(Hala Lotfy; Egypt/ UAE)
Fascinating fiction feature debut from this Egyptian filmmaker. A full day is marked out in the life of a mother and daughter tending to their ailing husband/father, but it is the slow torpor of caregiving and the quiet pressures it exerts that breathes wonderful life to the pace, rhythm and texture of this film.

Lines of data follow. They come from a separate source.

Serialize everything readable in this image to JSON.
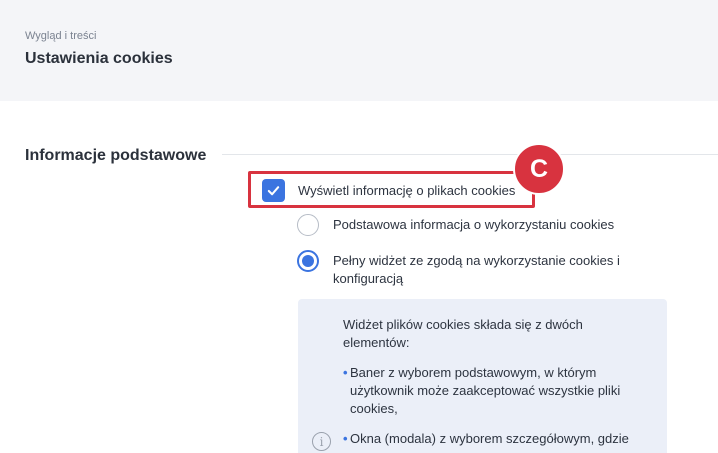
{
  "header": {
    "breadcrumb": "Wygląd i treści",
    "title": "Ustawienia cookies"
  },
  "section": {
    "title": "Informacje podstawowe"
  },
  "annotation": {
    "badge_label": "C",
    "highlight_color": "#d8333f"
  },
  "settings": {
    "show_cookie_info": {
      "label": "Wyświetl informację o plikach cookies",
      "checked": true
    },
    "mode_options": [
      {
        "label": "Podstawowa informacja o wykorzystaniu cookies",
        "selected": false
      },
      {
        "label": "Pełny widżet ze zgodą na wykorzystanie cookies i konfiguracją",
        "selected": true
      }
    ]
  },
  "info_panel": {
    "icon": "info-icon",
    "intro": "Widżet plików cookies składa się z dwóch elementów:",
    "bullets": [
      "Baner z wyborem podstawowym, w którym użytkownik może zaakceptować wszystkie pliki cookies,",
      "Okna (modala) z wyborem szczegółowym, gdzie"
    ]
  },
  "colors": {
    "accent": "#3b74e0",
    "header_bg": "#f4f5f8",
    "panel_bg": "#ebeff8"
  }
}
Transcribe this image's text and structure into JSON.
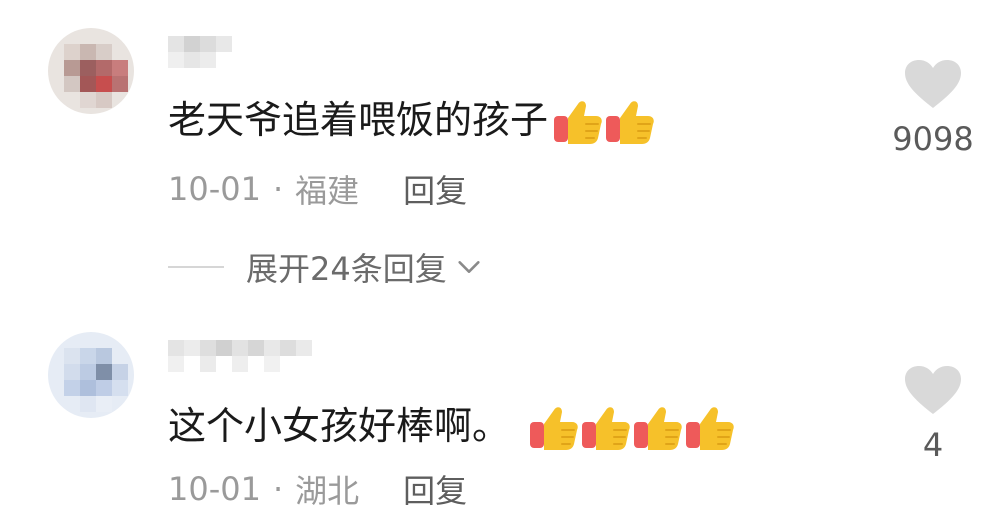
{
  "comments": [
    {
      "text": "老天爷追着喂饭的孩子",
      "emoji_count": 2,
      "date": "10-01",
      "separator": "·",
      "location": "福建",
      "reply_label": "回复",
      "expand_replies_label": "展开24条回复",
      "like_count": "9098",
      "icons": {
        "like": "heart-icon",
        "emoji": "thumbs-up-icon",
        "expand": "chevron-down-icon"
      }
    },
    {
      "text": "这个小女孩好棒啊。",
      "emoji_count": 4,
      "date": "10-01",
      "separator": "·",
      "location": "湖北",
      "reply_label": "回复",
      "like_count": "4",
      "icons": {
        "like": "heart-icon",
        "emoji": "thumbs-up-icon"
      }
    }
  ],
  "colors": {
    "meta_text": "#9a9a9a",
    "like_icon": "#d9d9d9",
    "thumb_yellow": "#f6c12a",
    "thumb_sleeve": "#ee5a5a"
  }
}
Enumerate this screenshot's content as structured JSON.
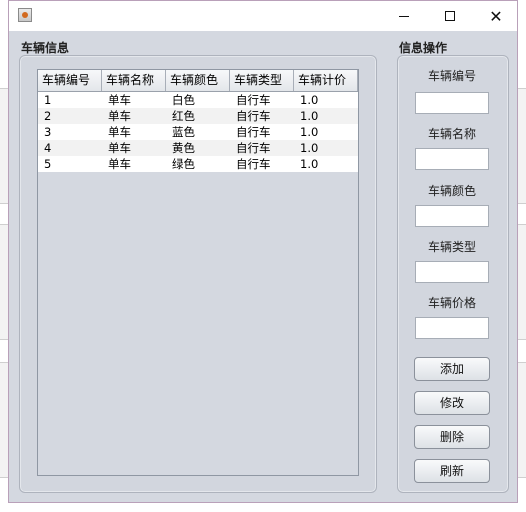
{
  "window": {
    "title": "",
    "controls": {
      "minimize": "minimize",
      "maximize": "maximize",
      "close": "✕"
    }
  },
  "backdrop_glyphs": [
    "",
    "",
    ""
  ],
  "vehicle_info": {
    "title": "车辆信息",
    "columns": [
      "车辆编号",
      "车辆名称",
      "车辆颜色",
      "车辆类型",
      "车辆计价"
    ],
    "rows": [
      [
        "1",
        "单车",
        "白色",
        "自行车",
        "1.0"
      ],
      [
        "2",
        "单车",
        "红色",
        "自行车",
        "1.0"
      ],
      [
        "3",
        "单车",
        "蓝色",
        "自行车",
        "1.0"
      ],
      [
        "4",
        "单车",
        "黄色",
        "自行车",
        "1.0"
      ],
      [
        "5",
        "单车",
        "绿色",
        "自行车",
        "1.0"
      ]
    ]
  },
  "operations": {
    "title": "信息操作",
    "fields": [
      {
        "label": "车辆编号",
        "value": ""
      },
      {
        "label": "车辆名称",
        "value": ""
      },
      {
        "label": "车辆颜色",
        "value": ""
      },
      {
        "label": "车辆类型",
        "value": ""
      },
      {
        "label": "车辆价格",
        "value": ""
      }
    ],
    "buttons": {
      "add": "添加",
      "edit": "修改",
      "delete": "删除",
      "refresh": "刷新"
    }
  }
}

In an ever-increasing world of 'slow cinema', Lotfy makes a deep and rich impression by allowing plenty of time for the characters to reveal their life, their world purely when glancing at another, or most crucially when lost in thought.
Bold compositions, with remarkable interior shots set with angular crisp lines, and rich earthy tones - from sun-up to sepia-tinged sun-down, the film is bled into browns, greys, beige, murky white.
The final third of the film, while perhaps not as striking in visual tone to the earlier interior sequences in the home, is the most ensnaring part, as we see the daughter quietly undergoing a midnight revelation in private, moving from some kind of misguided selfishness to a deeper place of quiet repose, a place we can nearly surmise but not quite. We can read her thoughts, but can we really?